* DATASET:
◇ ◇ ◇ ◇ ◇ ◇ ◇

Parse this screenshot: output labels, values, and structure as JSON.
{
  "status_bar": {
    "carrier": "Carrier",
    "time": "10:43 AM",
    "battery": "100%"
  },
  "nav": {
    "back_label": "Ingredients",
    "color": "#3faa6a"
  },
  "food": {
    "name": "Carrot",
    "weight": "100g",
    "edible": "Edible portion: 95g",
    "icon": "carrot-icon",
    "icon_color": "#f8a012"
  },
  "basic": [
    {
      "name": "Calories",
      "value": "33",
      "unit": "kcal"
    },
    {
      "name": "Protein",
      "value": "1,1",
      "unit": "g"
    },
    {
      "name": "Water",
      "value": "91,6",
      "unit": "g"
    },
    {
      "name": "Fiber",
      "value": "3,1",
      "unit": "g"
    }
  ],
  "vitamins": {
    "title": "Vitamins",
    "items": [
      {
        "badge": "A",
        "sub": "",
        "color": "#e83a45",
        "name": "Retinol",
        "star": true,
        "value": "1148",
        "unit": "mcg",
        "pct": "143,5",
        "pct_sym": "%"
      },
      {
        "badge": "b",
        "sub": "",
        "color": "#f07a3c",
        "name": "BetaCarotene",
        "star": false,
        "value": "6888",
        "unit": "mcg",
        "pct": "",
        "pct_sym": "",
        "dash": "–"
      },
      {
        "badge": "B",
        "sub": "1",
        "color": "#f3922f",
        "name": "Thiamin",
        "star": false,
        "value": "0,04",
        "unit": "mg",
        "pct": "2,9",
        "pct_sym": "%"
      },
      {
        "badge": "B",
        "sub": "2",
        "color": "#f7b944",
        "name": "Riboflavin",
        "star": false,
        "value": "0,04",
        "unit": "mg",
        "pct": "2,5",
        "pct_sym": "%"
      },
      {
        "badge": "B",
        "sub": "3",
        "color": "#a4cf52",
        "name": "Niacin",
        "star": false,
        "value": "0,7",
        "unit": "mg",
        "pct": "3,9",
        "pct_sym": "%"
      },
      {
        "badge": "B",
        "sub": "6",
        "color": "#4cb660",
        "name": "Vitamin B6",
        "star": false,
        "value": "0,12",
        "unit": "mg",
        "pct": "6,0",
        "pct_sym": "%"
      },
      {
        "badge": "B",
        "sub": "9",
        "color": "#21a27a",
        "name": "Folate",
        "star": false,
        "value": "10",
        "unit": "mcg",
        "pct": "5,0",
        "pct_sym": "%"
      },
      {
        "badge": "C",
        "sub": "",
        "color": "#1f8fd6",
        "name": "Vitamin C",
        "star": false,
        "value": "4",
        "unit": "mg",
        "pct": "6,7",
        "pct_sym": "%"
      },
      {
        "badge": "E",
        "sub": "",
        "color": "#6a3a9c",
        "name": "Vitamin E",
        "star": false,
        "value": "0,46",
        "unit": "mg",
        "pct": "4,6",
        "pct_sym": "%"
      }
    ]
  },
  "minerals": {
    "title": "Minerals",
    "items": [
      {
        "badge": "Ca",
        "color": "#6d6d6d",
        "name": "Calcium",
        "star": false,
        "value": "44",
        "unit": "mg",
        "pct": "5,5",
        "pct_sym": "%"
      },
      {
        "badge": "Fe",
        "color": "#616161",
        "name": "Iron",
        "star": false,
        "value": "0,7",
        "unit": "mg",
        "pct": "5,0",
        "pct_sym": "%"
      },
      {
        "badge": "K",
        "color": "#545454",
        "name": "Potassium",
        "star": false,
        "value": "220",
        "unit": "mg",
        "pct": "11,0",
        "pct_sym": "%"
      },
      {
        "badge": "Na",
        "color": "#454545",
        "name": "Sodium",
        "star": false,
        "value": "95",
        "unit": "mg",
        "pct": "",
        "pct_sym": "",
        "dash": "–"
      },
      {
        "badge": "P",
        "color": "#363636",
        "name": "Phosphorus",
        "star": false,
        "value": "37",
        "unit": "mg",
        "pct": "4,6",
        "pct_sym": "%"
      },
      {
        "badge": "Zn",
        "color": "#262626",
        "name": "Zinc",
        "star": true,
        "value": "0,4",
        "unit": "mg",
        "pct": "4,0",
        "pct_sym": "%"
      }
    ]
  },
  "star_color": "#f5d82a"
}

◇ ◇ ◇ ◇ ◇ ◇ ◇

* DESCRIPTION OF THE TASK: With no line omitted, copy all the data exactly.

* SOLUTION TO THIS PROBLEM:
Parse this screenshot: output labels, values, and structure as JSON.
{
  "status_bar": {
    "carrier": "Carrier",
    "time": "10:43 AM",
    "battery": "100%"
  },
  "nav": {
    "back_label": "Ingredients",
    "color": "#3faa6a"
  },
  "food": {
    "name": "Carrot",
    "weight": "100g",
    "edible": "Edible portion: 95g",
    "icon": "carrot-icon",
    "icon_color": "#f8a012"
  },
  "basic": [
    {
      "name": "Calories",
      "value": "33",
      "unit": "kcal"
    },
    {
      "name": "Protein",
      "value": "1,1",
      "unit": "g"
    },
    {
      "name": "Water",
      "value": "91,6",
      "unit": "g"
    },
    {
      "name": "Fiber",
      "value": "3,1",
      "unit": "g"
    }
  ],
  "vitamins": {
    "title": "Vitamins",
    "items": [
      {
        "badge": "A",
        "sub": "",
        "color": "#e83a45",
        "name": "Retinol",
        "star": true,
        "value": "1148",
        "unit": "mcg",
        "pct": "143,5",
        "pct_sym": "%"
      },
      {
        "badge": "b",
        "sub": "",
        "color": "#f07a3c",
        "name": "BetaCarotene",
        "star": false,
        "value": "6888",
        "unit": "mcg",
        "pct": "",
        "pct_sym": "",
        "dash": "–"
      },
      {
        "badge": "B",
        "sub": "1",
        "color": "#f3922f",
        "name": "Thiamin",
        "star": false,
        "value": "0,04",
        "unit": "mg",
        "pct": "2,9",
        "pct_sym": "%"
      },
      {
        "badge": "B",
        "sub": "2",
        "color": "#f7b944",
        "name": "Riboflavin",
        "star": false,
        "value": "0,04",
        "unit": "mg",
        "pct": "2,5",
        "pct_sym": "%"
      },
      {
        "badge": "B",
        "sub": "3",
        "color": "#a4cf52",
        "name": "Niacin",
        "star": false,
        "value": "0,7",
        "unit": "mg",
        "pct": "3,9",
        "pct_sym": "%"
      },
      {
        "badge": "B",
        "sub": "6",
        "color": "#4cb660",
        "name": "Vitamin B6",
        "star": false,
        "value": "0,12",
        "unit": "mg",
        "pct": "6,0",
        "pct_sym": "%"
      },
      {
        "badge": "B",
        "sub": "9",
        "color": "#21a27a",
        "name": "Folate",
        "star": false,
        "value": "10",
        "unit": "mcg",
        "pct": "5,0",
        "pct_sym": "%"
      },
      {
        "badge": "C",
        "sub": "",
        "color": "#1f8fd6",
        "name": "Vitamin C",
        "star": false,
        "value": "4",
        "unit": "mg",
        "pct": "6,7",
        "pct_sym": "%"
      },
      {
        "badge": "E",
        "sub": "",
        "color": "#6a3a9c",
        "name": "Vitamin E",
        "star": false,
        "value": "0,46",
        "unit": "mg",
        "pct": "4,6",
        "pct_sym": "%"
      }
    ]
  },
  "minerals": {
    "title": "Minerals",
    "items": [
      {
        "badge": "Ca",
        "color": "#6d6d6d",
        "name": "Calcium",
        "star": false,
        "value": "44",
        "unit": "mg",
        "pct": "5,5",
        "pct_sym": "%"
      },
      {
        "badge": "Fe",
        "color": "#616161",
        "name": "Iron",
        "star": false,
        "value": "0,7",
        "unit": "mg",
        "pct": "5,0",
        "pct_sym": "%"
      },
      {
        "badge": "K",
        "color": "#545454",
        "name": "Potassium",
        "star": false,
        "value": "220",
        "unit": "mg",
        "pct": "11,0",
        "pct_sym": "%"
      },
      {
        "badge": "Na",
        "color": "#454545",
        "name": "Sodium",
        "star": false,
        "value": "95",
        "unit": "mg",
        "pct": "",
        "pct_sym": "",
        "dash": "–"
      },
      {
        "badge": "P",
        "color": "#363636",
        "name": "Phosphorus",
        "star": false,
        "value": "37",
        "unit": "mg",
        "pct": "4,6",
        "pct_sym": "%"
      },
      {
        "badge": "Zn",
        "color": "#262626",
        "name": "Zinc",
        "star": true,
        "value": "0,4",
        "unit": "mg",
        "pct": "4,0",
        "pct_sym": "%"
      }
    ]
  },
  "star_color": "#f5d82a"
}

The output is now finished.